When it comes to the medical treatment of heart failure patients, it's the clinicians — such as heart failure specialists, like consultant cardiologists, heart failure nurses and GPs — who know best. However, “it is the individual heart failure patients who know their condition, says Nick Hartshorne-Evans, – “they can tell you what having the condition is really like”, which is why it's so important that their voices are heard and listened to by bodies such as the NHS, NICE, the new Sustainability and Transformation Partnerships (STPs), Clinical Commissioning Groups (CCGs) and Academia.

 

Using patient insight

 

Hartshorne-Evans — a heart failure patient himself — is the CEO and founder of the Pumping Marvellous Foundation, a UK, patient-led heart failure charity. Hartshorne-Evans also sits on the NICE Chronic Heart Failure Guidelines Committee. “The patient has a unique perspective,” he says. “They are driven by need and unconcerned with cost. They add real value to the conversation around heart failure because they have insights about the patient experience and solutions to discuss. The knowledge within the patient population is generally untapped. Bear in mind that the heart failure patient population is huge: roughly 900,000 people are affected by the condition. That's a massive bank of knowledge from individuals from all walks of life that can be a powerful resource for the NHS.”

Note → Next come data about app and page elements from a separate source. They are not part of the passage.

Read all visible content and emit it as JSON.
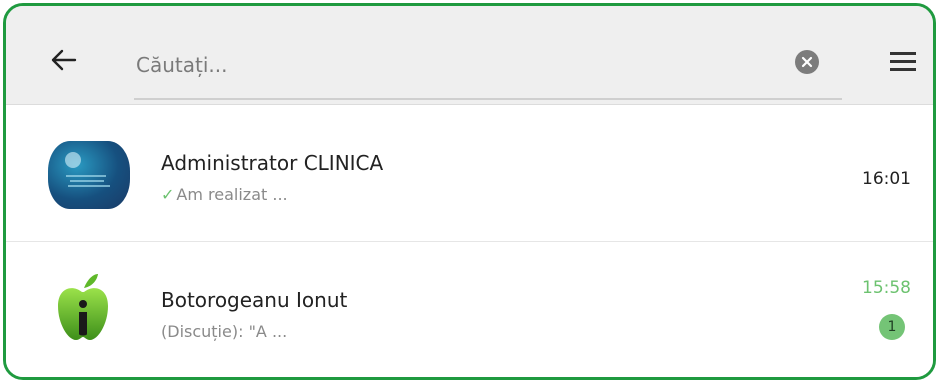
{
  "search": {
    "placeholder": "Căutați..."
  },
  "chats": [
    {
      "name": "Administrator CLINICA",
      "preview": "Am realizat ...",
      "time": "16:01",
      "read_status": "delivered"
    },
    {
      "name": "Botorogeanu Ionut",
      "preview": "(Discuție): \"A ...",
      "time": "15:58",
      "unread_count": "1"
    }
  ],
  "colors": {
    "frame": "#1f9a3f",
    "accent": "#6cc26f",
    "badge": "#74c476",
    "header_bg": "#efefef"
  },
  "icons": {
    "back": "arrow-left-icon",
    "clear": "clear-circle-icon",
    "menu": "hamburger-menu-icon",
    "check": "check-icon"
  }
}
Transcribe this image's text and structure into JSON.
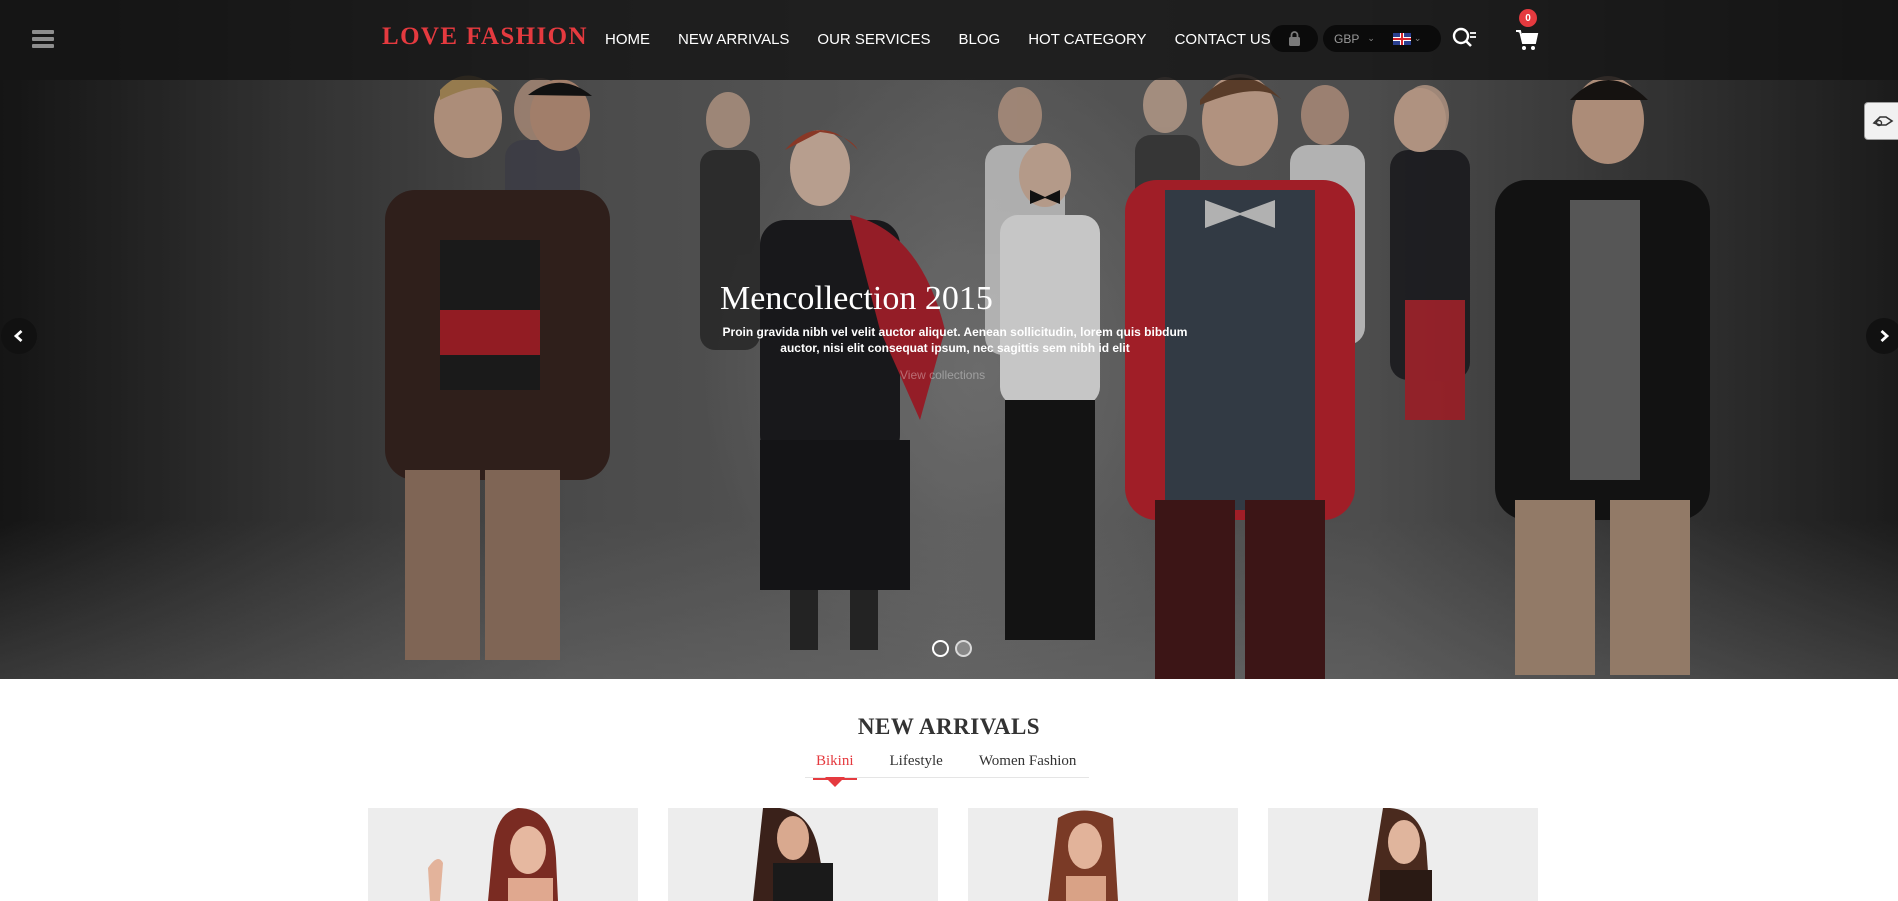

For example, Hartshorne-Evans, recently polled the online heart failure patient community to ask how they would like to receive information about their condition: digitally or in print? (Print is still favourite but online they could explore their condition further). Other patient insights might include concerns about medication, worries about life expectancy, employment concerns and general day-to-day living; life with heart failure is very uncertain.

How individuals felt when they were given their diagnosis by their healthcare professional is a very prominent concern. How would you feel having been told: ‘You have Heart Failure’? “We've asked patients about their reactions to this news, because a medical professional's tone at diagnosis is so important,” says Hartshorne-Evans. “It's useful to hear from those who've experienced it, and to understand what they feel that tone should be. Some may want to be told ‘how it is’, others require a different, more rounded approach.” Doctors need to decipher how to tailor their communications style. If this kind of insight is taken on board by doctors, it will ultimately help other patients.

 

Patients should talk to each other

 

It can also help if patients talk to each other. Social media platforms have an advantage over face-to-face meetings because, in moderated, well-managed, closed community groups, people can dip in and out of conversations. They can find answers when they need to get instant feedback, rather than having to wait for an appointment. “In one group we run, someone commented: “I've been a member of this group for two years, haven't posted anything but watched and learnt how to manage my heart failure. But I now have a question. Can anyone help?” This individual had been reading about other people's heart failure experiences without active interaction, but when they had an issue themselves they felt able to speak up about it. That demonstrates the power of peer led online forums.”

 

How patients can use social media

 

These days, many people are looking to manage their health differently, says Hartshorne-Evans. Technology enables patients to access information very quickly. Many want as much information at their fingertips as quickly possible about their condition before they see their healthcare professional. They like asking questions on social media platforms because peer to peer feedback can help them make informed decisions. “They might say: 'I'm going to see my cardiologist tomorrow. What kind of questions should I ask?' Well-managed on-line communities are also beneficial from a clinician's point of view, because patients will be equipped with more knowledge about the choices they are able to make. They'll then begin to develop a mutually beneficial doctor-patient relationship, which is very important when you are managing a chronic condition like heart failure. Ultimately, this will lead to better outcomes for the patient.”

 

More knowledge reduces cost

 

There's another advantage from the clinicians' side: figures from the British Heart Foundation published in 2015, show that heart failure accounts for two per cent of the total NHS budget, with 70 per cent of these costs due to hospitalisation. A typical cost per hospital admission episode for heart failure amounts to £3,796, while five per cent of all emergency admissions are due to the condition.

Yet, if a patient can self-manage their condition more effectively by using the peer-to-peer network, they may not have to make unnecessary trips to A&E or hospital, says Hartshorne-Evans. “You can have a better quality of life with heart failure if you know how to self-manage and you know when and where to interact with the NHS. Greater knowledge can help you feel more in control, however, this is not a replacement for well-managed clinical care, but it compliments it well.”